  pages        = {IV, 152},
  publisher    = {Ghent University. Faculty of Veterinary Medicine},
  school       = {Ghent University},
  title        = {Interaction of the porcine reproductive and respiratory syndrome virus with the macrophage-specific lectin sialoadhesin},
  year         = {2011},
}

Chicago
Van Breedam, Wander. 2011. “Interaction of the Porcine Reproductive and Respiratory Syndrome Virus with the Macrophage-specific Lectin Sialoadhesin”. Merelbeke, Belgium: Ghent University. Faculty of Veterinary Medicine.
APA
Van Breedam, W. (2011). Interaction of the porcine reproductive and respiratory syndrome virus with the macrophage-specific lectin sialoadhesin.
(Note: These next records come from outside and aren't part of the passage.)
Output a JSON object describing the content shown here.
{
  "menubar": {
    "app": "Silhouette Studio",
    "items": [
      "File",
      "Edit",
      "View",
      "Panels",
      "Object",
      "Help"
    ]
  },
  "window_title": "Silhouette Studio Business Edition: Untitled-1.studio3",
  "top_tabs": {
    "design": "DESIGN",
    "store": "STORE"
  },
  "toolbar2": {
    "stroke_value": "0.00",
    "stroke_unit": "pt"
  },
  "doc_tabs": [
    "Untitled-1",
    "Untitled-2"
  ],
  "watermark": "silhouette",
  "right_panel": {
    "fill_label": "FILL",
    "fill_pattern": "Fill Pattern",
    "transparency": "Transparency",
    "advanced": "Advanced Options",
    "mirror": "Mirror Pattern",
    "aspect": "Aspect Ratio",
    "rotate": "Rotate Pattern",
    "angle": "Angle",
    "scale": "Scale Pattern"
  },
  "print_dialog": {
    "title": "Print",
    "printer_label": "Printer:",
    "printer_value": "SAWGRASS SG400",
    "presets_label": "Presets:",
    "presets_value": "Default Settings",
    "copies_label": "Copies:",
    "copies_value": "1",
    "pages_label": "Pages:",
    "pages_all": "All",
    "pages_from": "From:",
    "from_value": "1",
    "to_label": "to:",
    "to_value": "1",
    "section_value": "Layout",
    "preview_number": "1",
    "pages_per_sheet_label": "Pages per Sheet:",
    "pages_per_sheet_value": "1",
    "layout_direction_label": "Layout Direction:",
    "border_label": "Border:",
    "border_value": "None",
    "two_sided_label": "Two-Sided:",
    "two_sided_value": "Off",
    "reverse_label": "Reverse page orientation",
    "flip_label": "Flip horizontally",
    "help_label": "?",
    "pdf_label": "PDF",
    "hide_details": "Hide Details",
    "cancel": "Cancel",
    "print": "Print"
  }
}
Ghent University. Faculty of Veterinary Medicine, Merelbeke, Belgium.
Vancouver
1.
Van Breedam W. Interaction of the porcine reproductive and respiratory syndrome virus with the macrophage-specific lectin sialoadhesin. [Merelbeke, Belgium]: Ghent University. Faculty of Veterinary Medicine; 2011.
MLA
Van Breedam, Wander. “Interaction of the Porcine Reproductive and Respiratory Syndrome Virus with the Macrophage-specific Lectin Sialoadhesin.” 2011 : n. pag. Print.